How can mathematicians help to solve questions about biology? By using mathematical methods to tackle highly complex problems such as stopping a disease outbreak, or predicting the effects of global climate change, or reducing the risk that insects will become resistant to GMO crops, says a visionary UC Davis scientist.
Writing in the March 28 issue of the journal Science, UC Davis professor of environmental science and policy Alan Hastings described the new links being forged between mathematicians and biologists. His co-author was aquatic ecologist Margaret Palmer, in the Department of Entomology at the University of Maryland.
Hastings himself is an authority on the modeling of spatially distributed populations. With UC Davis colleagues in the Department of Wildlife, Fish and Conservation Biology, he has developed the theory for the design of marine reserves that could preserve fish biodiversity and yet yield the same fishing harvest as current fishing-control methods.

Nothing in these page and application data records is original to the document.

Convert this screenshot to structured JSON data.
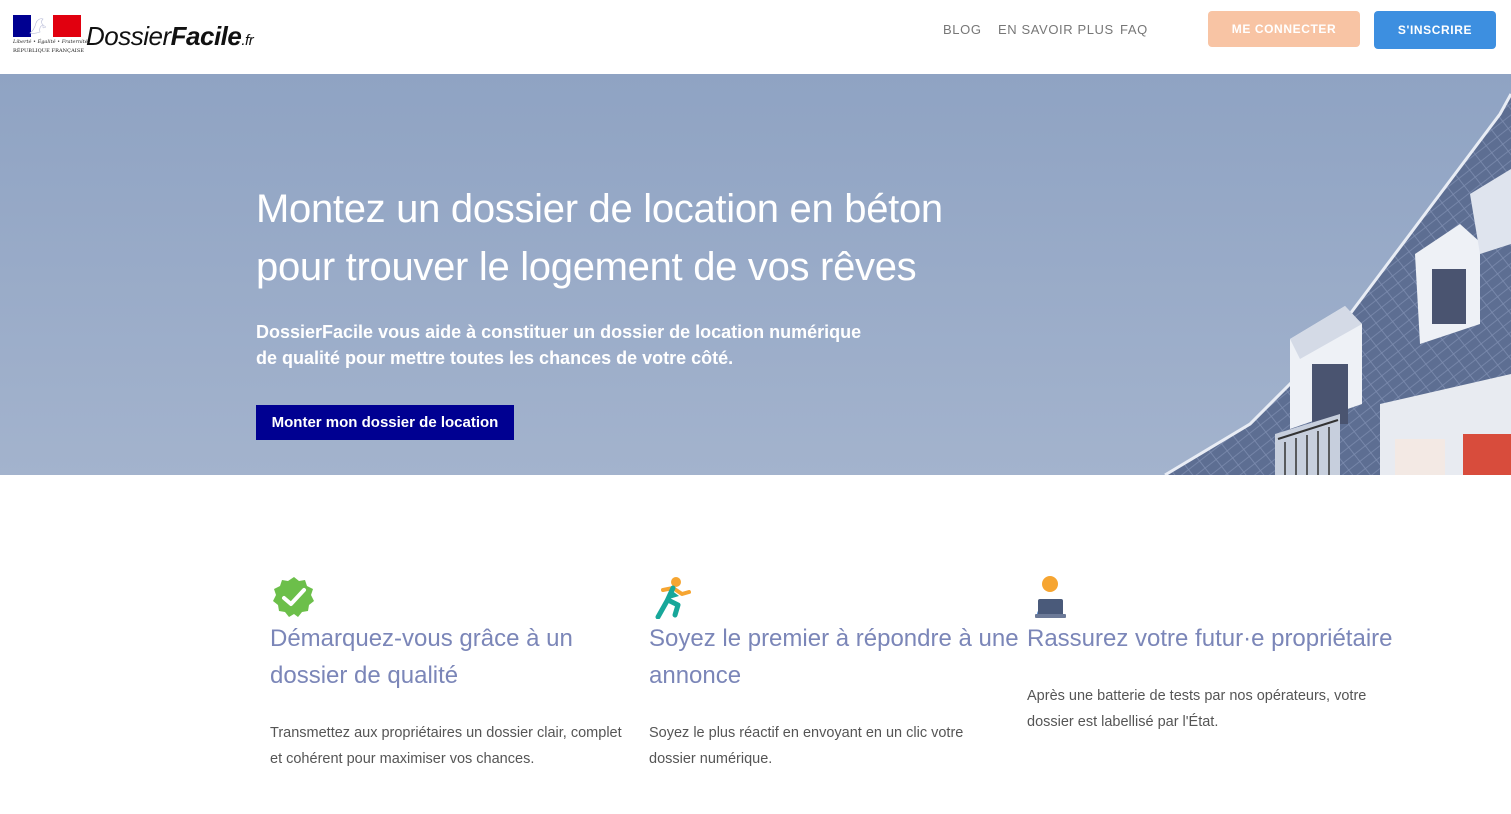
{
  "header": {
    "logo": {
      "motto": "Liberté • Égalité • Fraternité",
      "republique": "RÉPUBLIQUE FRANÇAISE",
      "brand_part1": "Dossier",
      "brand_part2": "Facile",
      "brand_part3": ".fr"
    },
    "nav": [
      "BLOG",
      "EN SAVOIR PLUS",
      "FAQ"
    ],
    "login_label": "ME CONNECTER",
    "signup_label": "S'INSCRIRE"
  },
  "hero": {
    "title_line1": "Montez un dossier de location en béton",
    "title_line2": "pour trouver le logement de vos rêves",
    "subtitle_line1": "DossierFacile vous aide à constituer un dossier de location numérique",
    "subtitle_line2": "de qualité pour mettre toutes les chances de votre côté.",
    "cta_label": "Monter mon dossier de location"
  },
  "features": [
    {
      "icon": "check-badge-icon",
      "title": "Démarquez-vous grâce à un dossier de qualité",
      "text": "Transmettez aux propriétaires un dossier clair, complet et cohérent pour maximiser vos chances."
    },
    {
      "icon": "running-person-icon",
      "title": "Soyez le premier à répondre à une annonce",
      "text": "Soyez le plus réactif en envoyant en un clic votre dossier numérique."
    },
    {
      "icon": "person-laptop-icon",
      "title": "Rassurez votre futur·e propriétaire",
      "text": "Après une batterie de tests par nos opérateurs, votre dossier est labellisé par l'État."
    }
  ],
  "colors": {
    "navy": "#000091",
    "login_button": "#f8c4a4",
    "signup_button": "#3d8fe0",
    "hero_sky": "#93a7c5",
    "feature_title": "#7b86b8"
  }
}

In their Science paper, Hastings and Palmer pointed to the dramatic success of an early math-biology collaboration: the 2001 foot-and-mouth epidemic in the United Kingdom. "[The mathematical] analyses enabled the design of a control strategy based on local culling of infected and exposed animals that resulted in halting of the epidemic," they wrote.
The next step, the authors say, is to promote the training of a new generation of scientists with expertise in both fields.